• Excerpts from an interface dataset
+-------+

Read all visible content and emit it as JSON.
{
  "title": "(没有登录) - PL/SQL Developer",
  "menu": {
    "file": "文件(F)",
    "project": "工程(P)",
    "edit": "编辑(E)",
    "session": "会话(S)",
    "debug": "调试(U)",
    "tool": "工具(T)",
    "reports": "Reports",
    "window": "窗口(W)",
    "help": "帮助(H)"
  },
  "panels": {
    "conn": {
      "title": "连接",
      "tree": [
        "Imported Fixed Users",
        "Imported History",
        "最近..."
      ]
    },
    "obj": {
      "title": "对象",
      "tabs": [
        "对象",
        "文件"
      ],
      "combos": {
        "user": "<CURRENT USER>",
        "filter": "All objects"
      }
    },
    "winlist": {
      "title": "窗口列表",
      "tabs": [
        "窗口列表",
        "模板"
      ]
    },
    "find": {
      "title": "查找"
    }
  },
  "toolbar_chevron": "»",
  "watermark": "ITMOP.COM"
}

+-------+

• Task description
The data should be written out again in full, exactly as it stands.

• Expected answer
Read all visible content and emit it as JSON.
{
  "title": "(没有登录) - PL/SQL Developer",
  "menu": {
    "file": "文件(F)",
    "project": "工程(P)",
    "edit": "编辑(E)",
    "session": "会话(S)",
    "debug": "调试(U)",
    "tool": "工具(T)",
    "reports": "Reports",
    "window": "窗口(W)",
    "help": "帮助(H)"
  },
  "panels": {
    "conn": {
      "title": "连接",
      "tree": [
        "Imported Fixed Users",
        "Imported History",
        "最近..."
      ]
    },
    "obj": {
      "title": "对象",
      "tabs": [
        "对象",
        "文件"
      ],
      "combos": {
        "user": "<CURRENT USER>",
        "filter": "All objects"
      }
    },
    "winlist": {
      "title": "窗口列表",
      "tabs": [
        "窗口列表",
        "模板"
      ]
    },
    "find": {
      "title": "查找"
    }
  },
  "toolbar_chevron": "»",
  "watermark": "ITMOP.COM"
}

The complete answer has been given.